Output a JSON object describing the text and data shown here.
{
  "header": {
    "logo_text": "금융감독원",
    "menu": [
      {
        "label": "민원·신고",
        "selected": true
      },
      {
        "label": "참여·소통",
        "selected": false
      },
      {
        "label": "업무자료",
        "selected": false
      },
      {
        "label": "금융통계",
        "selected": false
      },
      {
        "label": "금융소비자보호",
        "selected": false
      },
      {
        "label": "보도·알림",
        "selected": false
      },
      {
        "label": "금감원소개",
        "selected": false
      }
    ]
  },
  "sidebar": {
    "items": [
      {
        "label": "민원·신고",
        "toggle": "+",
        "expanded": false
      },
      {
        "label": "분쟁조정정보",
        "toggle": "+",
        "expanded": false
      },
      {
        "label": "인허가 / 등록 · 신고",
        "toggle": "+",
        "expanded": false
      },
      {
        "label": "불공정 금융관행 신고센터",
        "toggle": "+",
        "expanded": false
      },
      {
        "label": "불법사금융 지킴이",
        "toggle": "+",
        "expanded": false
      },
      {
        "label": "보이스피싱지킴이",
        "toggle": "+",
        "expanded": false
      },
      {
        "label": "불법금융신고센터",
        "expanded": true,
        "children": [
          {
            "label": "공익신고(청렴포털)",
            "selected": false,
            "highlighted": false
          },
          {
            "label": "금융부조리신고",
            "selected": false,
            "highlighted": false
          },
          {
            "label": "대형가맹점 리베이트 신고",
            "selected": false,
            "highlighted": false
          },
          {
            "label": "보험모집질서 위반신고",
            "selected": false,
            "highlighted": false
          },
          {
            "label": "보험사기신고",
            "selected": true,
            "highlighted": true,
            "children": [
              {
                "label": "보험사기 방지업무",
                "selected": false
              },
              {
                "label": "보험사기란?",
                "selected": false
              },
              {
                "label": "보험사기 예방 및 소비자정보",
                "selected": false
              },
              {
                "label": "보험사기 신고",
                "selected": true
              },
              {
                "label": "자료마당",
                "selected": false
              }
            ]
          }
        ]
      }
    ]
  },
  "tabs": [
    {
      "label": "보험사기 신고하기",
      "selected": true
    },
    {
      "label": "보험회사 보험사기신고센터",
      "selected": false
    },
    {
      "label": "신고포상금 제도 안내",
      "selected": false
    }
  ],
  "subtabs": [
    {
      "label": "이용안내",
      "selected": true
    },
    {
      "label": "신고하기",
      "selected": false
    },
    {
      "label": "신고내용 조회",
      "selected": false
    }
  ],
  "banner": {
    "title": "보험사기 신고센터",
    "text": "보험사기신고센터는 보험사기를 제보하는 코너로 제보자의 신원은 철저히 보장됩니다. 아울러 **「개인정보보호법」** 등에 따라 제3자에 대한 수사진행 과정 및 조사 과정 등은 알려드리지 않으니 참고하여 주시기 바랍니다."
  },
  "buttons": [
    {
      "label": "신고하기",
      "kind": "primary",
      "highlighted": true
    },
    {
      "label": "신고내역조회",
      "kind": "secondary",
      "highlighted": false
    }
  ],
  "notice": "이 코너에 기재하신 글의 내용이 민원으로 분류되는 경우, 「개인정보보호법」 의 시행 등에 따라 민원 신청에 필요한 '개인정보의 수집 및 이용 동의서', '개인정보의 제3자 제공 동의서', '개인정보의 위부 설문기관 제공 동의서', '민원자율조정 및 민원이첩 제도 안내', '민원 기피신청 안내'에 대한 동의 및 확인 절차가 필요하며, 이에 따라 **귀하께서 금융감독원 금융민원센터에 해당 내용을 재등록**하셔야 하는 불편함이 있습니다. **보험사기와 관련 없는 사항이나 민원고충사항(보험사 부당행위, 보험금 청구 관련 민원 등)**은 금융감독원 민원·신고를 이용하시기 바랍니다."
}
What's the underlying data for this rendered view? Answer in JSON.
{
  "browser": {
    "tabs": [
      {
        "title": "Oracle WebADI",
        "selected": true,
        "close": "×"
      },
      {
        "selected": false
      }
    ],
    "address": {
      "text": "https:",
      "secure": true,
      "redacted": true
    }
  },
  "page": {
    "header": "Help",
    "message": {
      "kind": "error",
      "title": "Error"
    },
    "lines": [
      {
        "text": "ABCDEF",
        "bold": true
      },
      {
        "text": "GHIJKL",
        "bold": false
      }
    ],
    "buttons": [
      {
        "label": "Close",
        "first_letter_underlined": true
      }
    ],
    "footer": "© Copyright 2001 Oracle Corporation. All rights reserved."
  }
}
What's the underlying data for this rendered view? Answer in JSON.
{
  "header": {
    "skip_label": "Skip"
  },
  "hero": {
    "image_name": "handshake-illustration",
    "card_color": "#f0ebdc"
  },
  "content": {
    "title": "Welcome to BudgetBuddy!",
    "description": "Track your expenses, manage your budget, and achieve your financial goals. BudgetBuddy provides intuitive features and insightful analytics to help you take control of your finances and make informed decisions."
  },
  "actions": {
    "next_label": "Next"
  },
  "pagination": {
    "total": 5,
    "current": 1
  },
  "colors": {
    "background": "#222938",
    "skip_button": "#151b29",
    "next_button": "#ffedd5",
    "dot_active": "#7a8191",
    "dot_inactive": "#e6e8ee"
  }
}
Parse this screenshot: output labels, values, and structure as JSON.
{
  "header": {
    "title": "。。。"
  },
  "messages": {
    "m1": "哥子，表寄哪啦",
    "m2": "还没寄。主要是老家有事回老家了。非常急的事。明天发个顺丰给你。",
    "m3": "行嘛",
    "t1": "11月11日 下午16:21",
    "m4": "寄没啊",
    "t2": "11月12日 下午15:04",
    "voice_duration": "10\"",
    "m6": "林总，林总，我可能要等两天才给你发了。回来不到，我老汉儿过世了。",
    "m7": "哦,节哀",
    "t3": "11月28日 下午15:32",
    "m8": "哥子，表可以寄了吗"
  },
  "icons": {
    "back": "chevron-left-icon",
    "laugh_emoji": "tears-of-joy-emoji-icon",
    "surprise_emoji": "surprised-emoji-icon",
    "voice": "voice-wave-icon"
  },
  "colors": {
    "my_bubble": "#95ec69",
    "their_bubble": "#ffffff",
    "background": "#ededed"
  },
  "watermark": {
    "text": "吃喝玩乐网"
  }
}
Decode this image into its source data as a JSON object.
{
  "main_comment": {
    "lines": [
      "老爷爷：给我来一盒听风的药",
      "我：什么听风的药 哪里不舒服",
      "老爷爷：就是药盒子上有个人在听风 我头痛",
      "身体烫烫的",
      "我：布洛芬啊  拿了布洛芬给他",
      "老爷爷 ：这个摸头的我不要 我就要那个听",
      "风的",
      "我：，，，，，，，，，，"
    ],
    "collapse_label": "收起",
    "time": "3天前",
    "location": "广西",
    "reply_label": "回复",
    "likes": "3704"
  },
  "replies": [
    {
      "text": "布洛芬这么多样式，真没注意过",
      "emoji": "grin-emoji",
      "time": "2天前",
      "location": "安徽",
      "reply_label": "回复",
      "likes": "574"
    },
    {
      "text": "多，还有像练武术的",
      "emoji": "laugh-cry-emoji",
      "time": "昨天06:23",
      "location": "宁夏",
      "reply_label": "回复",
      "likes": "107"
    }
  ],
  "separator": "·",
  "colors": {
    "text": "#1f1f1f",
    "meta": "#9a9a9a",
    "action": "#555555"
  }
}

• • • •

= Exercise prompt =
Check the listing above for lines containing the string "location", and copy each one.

= Task answer =
    "location": "广西",
      "location": "安徽",
      "location": "宁夏",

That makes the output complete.